There are some great things about the Leuchtturm 1917 and some frustrating things, but after weighing the pros and cons last night I think it's safe to say that I'm going ahead with it as the structure for my fake journal. Because of the paper it contains, however I will probably do more pencil and paint work, and not use the Pentel Pocket Brush Pen as extensively as I thought I would. You'll see why when you read that review. I was on the fence for an evening and then just realized that it was actually a better project for me to use pencil and paints, or at least it didn't seem like an impediment.
Also I found that the acrylic markers I've been using lately worked well on my test pages.
We'll see how I feel on April 1!
In the meantime I know little about my "character" except that she is female and she likes to slather on paint.
I also got the impression, through the fog that separates us at this point that she's a bit more messy than I am. And mess is a good thing in this case.
Which brings me to yet another twist in media—I went to visit my friend Diane who is recovering from foot surgery. She told me about Gelli Arts Gel Printing Plates. (We even called around town to see if we could get one—I was going to go pick one up for her since she was housebound and I know that can be frustrating! Alas no one had one in stock.) I looked at the ads and a couple videos when I got home that night and decided that it was just the thing that my character would want to use in her journal.
Go to YouTube and Google Gelli Arts Gel Printing Plate and you'll find a ton of videos with people using these to make mono prints. I found out today that a friend has been using one since last fall and she made a lovely short little video about them, but it's not up on YouTube so I can't send you there—I did however invite her to come and talk and demo at the MCBA Visual Journal Collective so if you're in town, keep your eyes peeled for details because Briana Goetzen is going to speak at the August 2013 meeting.
(You can see Briana's old blog Courageously Creating here. and her new blog, Orange Spiral Arts is here.)
The point of all this, I think you can see, is that it's an evolution of sorts. I carry the intention of the project always in my mind, usually starting in January, but this year starting in March. And then I sort of ping questions out to my character, waiting for answers to return—answers which tell me the type of book and materials to use.

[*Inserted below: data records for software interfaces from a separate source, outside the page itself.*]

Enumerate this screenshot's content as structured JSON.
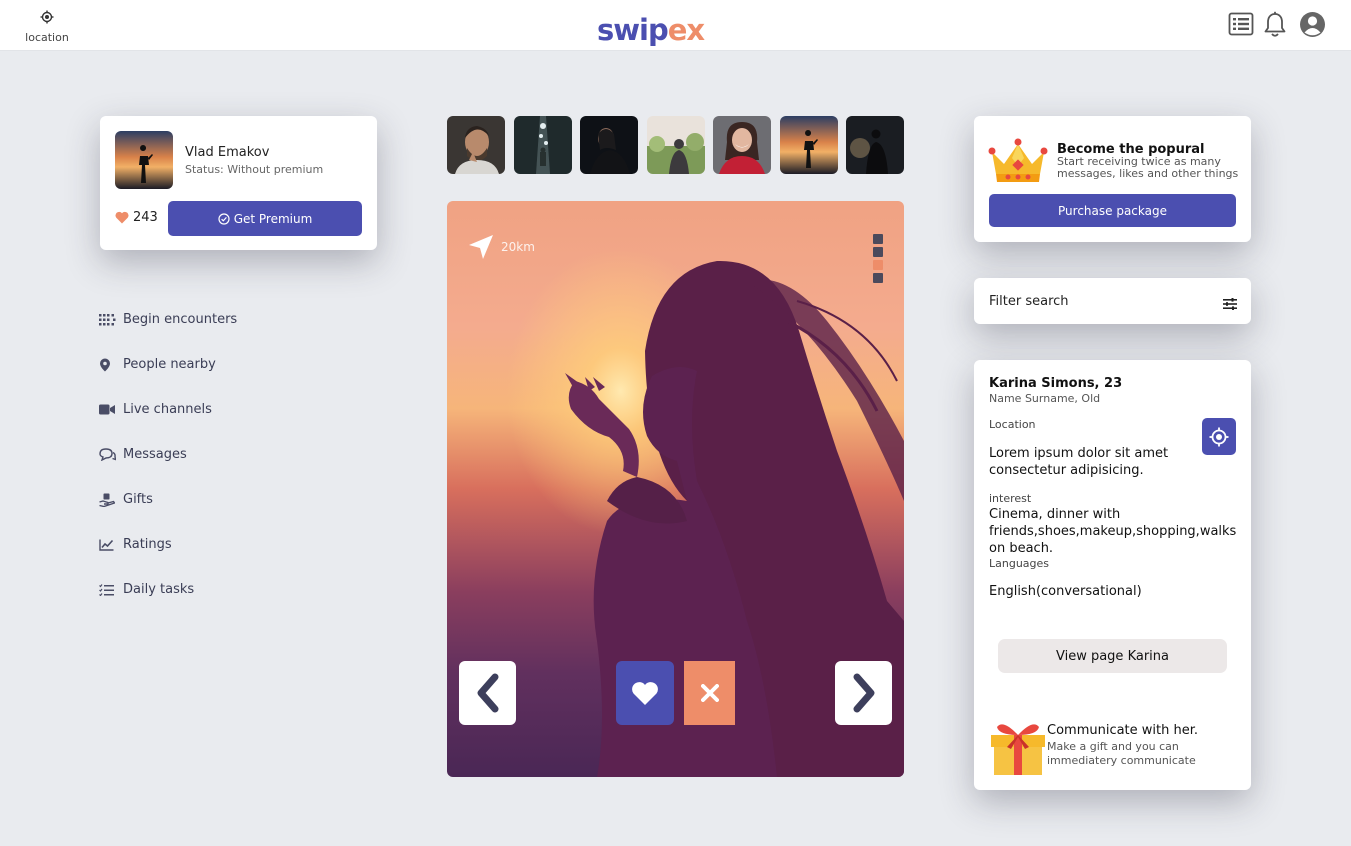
{
  "header": {
    "location_label": "location",
    "logo_part1": "swip",
    "logo_part2": "ex"
  },
  "profile": {
    "name": "Vlad Emakov",
    "status": "Status: Without premium",
    "likes": "243",
    "premium_label": "Get Premium"
  },
  "nav": {
    "items": [
      {
        "label": "Begin encounters",
        "icon": "grid-icon"
      },
      {
        "label": "People nearby",
        "icon": "map-pin-icon"
      },
      {
        "label": "Live channels",
        "icon": "video-camera-icon"
      },
      {
        "label": "Messages",
        "icon": "chat-bubbles-icon"
      },
      {
        "label": "Gifts",
        "icon": "hand-gift-icon"
      },
      {
        "label": "Ratings",
        "icon": "chart-line-icon"
      },
      {
        "label": "Daily tasks",
        "icon": "checklist-icon"
      }
    ]
  },
  "photo": {
    "distance": "20km",
    "page_indicator": {
      "total": 4,
      "active": 3
    }
  },
  "popular": {
    "title": "Become the popural",
    "subtitle": "Start receiving twice as many messages, likes and other things",
    "button": "Purchase package"
  },
  "filter": {
    "label": "Filter search"
  },
  "details": {
    "name": "Karina Simons, 23",
    "sub": "Name Surname, Old",
    "location_label": "Location",
    "location_text": "Lorem ipsum dolor sit amet consectetur adipisicing.",
    "interest_label": "interest",
    "interest_text": "Cinema, dinner with friends,shoes,makeup,shopping,walks on beach.",
    "languages_label": "Languages",
    "languages_text": "English(conversational)",
    "view_button": "View page Karina",
    "gift_title": "Communicate with her.",
    "gift_sub": "Make a gift and you can immediatery communicate"
  },
  "colors": {
    "accent": "#4b4fb0",
    "secondary": "#ee8d69",
    "background": "#e9ebef"
  }
}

All of this is of course fueled in part by what I might want to work on in my own art projects at the time.
I know one other thing about this year's fake journal—it will take as much time each day as it takes. I've given myself permission to make heavily ladened pages and just wade around in the book. I have no expectations that a story will be told or that any of the journal will be understandable or even decipherable to anyone else. I love that. (I know in part that comes out of my own ongoing balance of public vs. private—because I have taught so much in past years my journals are way more public than they have ever been and to protect myself artistically I've shown less and less of my journals publicly.)
Whether I end up spending a luxury of time on the fake journal or not remains to be seen. So much is slightly off kilter in my life right now (by that I mean a huge amount of change is happening) that it seemed right to relax any constraints on the fake journal. Normally I suggest that people participating rein themselves in to something in the 30 minutes a day range so that it stays doable.
For me, right now, it seems appropriate that I use any and all of my spare time for the project in April. Which means little other journaling, few stand alone paintings, less writing, maybe even less TV viewing (gasp).
I'm OK with that because I also know it can evolve off into another direction at any moment.
I hope you'll start thinking about your fake journal for 2013 and let the process evolve and take you in new directions. A huge part of the fun of this project is all the prep, which most of the time is swept away on April first when your character shows up; opens the book; says, "I'm in charge"; and gets busy working.